Vehicles fueled by natural gas proposed
State lawmaker wants to ween government fleet off gasoline
As the nation works to wean itself off foreign oil, one Front Range state lawmaker wants Colorado to purchase vehicles that run off a fuel from the state’s backyard: natural gas.
Sen. Mike Kopp said his measure, Senate Bill 92, would require that Colorado, starting in 2010, buy vehicles for the state fleet that run on compressed natural gas if they are cost-effective compared with other types of vehicles.
Kopp, R-Littleton, said the bill builds on efforts at the state level to move beyond purely gasoline-driven vehicles to alternatives, such as hybrids and ethanol-powered cars.
“The great tie-in for us is natural gas is abundant here in Colorado,” Kopp said. “It almost certainly is going to be cheaper for us down the line, and it’s in our backyard.”
Richard Kolodziej, president of NGVAmerica, an organization advocating for the use of national natural gas vehicles, said Kopp’s mandate makes sense for governments with a large number of vehicles that travel long distances.
Kolodziej said between commodity prices and a federal excise tax credit, natural gas is
about $1 cheaper per gallon than gasoline.
Those savings, he said, are magnified when vehicles are driven many miles. A lack of natural gas fueling stations also makes government use more economical.
“Government can afford putting in stations themselves,” Kolodziej said.
Kopp is not the first Colorado leader to advocate for natural-gas-fueled vehicles.
Dan Robinson, a Democratic candidate for the Mesa County Commission last year, said he would like to see the county utilize vehicles that run on compressed natural gas.
Neither the city of Grand Junction nor Mesa County, including Grand Valley Transit, operates vehicles that run on natural gas.
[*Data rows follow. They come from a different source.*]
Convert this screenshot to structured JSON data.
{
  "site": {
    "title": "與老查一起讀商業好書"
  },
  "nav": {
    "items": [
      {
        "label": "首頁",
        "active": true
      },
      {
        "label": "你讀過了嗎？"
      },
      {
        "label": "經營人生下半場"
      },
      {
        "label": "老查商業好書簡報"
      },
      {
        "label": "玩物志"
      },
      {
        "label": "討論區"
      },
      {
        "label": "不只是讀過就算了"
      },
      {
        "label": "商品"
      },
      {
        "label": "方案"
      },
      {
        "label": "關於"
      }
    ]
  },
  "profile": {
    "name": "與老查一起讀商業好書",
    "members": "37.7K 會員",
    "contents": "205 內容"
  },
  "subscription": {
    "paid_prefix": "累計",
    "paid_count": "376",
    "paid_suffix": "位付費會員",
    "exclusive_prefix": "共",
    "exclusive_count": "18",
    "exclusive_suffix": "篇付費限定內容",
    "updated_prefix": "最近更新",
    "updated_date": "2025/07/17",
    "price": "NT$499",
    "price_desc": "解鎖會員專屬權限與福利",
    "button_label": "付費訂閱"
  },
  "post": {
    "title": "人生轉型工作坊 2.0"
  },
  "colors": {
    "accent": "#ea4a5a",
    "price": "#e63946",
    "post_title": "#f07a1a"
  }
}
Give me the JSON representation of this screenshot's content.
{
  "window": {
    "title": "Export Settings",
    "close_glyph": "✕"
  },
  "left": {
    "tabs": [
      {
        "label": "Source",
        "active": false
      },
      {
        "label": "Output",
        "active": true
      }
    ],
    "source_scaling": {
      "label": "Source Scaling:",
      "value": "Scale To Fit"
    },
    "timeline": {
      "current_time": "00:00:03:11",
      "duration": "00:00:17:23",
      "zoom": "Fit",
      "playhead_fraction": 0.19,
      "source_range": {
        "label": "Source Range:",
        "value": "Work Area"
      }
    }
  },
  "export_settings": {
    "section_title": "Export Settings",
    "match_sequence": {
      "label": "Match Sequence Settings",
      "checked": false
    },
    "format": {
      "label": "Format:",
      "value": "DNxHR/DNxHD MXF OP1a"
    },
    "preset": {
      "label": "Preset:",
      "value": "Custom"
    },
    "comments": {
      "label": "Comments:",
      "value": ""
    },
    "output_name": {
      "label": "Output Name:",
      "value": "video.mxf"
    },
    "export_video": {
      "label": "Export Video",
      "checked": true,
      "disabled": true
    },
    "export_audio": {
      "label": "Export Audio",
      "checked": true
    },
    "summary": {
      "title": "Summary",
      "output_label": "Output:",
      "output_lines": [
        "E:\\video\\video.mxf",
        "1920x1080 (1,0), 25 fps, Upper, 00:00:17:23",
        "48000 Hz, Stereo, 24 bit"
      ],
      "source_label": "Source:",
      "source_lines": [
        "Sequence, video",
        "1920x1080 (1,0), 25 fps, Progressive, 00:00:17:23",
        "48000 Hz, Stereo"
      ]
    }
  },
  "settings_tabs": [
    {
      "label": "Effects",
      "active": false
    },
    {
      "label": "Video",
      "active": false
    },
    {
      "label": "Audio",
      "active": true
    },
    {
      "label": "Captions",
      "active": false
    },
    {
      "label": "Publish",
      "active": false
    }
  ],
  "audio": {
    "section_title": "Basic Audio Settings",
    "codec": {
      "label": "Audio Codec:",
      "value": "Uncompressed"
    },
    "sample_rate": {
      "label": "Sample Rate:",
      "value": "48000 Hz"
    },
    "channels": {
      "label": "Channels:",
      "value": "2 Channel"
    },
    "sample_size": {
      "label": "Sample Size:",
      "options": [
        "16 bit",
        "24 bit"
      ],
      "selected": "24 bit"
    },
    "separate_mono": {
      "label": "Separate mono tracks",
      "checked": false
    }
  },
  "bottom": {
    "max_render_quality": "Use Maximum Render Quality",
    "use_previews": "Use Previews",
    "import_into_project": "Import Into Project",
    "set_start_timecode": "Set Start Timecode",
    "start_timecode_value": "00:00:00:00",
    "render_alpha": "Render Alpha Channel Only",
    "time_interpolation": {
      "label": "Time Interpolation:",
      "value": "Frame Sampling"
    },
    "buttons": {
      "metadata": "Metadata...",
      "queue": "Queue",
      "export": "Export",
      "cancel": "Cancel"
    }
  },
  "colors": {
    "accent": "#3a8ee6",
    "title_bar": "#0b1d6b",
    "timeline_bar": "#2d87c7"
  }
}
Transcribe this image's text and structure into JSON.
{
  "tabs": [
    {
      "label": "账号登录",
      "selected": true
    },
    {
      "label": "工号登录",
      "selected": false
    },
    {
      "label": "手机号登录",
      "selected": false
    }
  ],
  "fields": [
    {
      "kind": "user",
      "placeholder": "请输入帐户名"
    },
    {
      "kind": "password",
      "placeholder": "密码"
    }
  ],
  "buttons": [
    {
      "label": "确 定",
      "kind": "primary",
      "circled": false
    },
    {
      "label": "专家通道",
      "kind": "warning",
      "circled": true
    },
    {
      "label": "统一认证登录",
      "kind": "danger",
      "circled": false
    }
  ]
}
Julie Postlethwait, spokeswoman for the Department of Personnel and Administration, which oversees the state’s vehicle fleet, said her agency has not taken a position on Kopp’s bill. The department, she said, has two natural-gas-fueled vehicles.
Sen. Al White, R-Hayden, said that in addition to boosting Colorado’s natural gas industry, Kopp’s bill could spur consumer demand for natural gas vehicles.
“I think the more vehicles that run on it, the more likely we can get infrastructure developed at retail,” White said.
Rep. Steve King, R-Grand Junction, said Kopp’s bill is an “economically viable” way to rely less on gasoline and more on more abundant, domestic resources. Kopp’s bill will go before the Senate Transportation Committee later this year.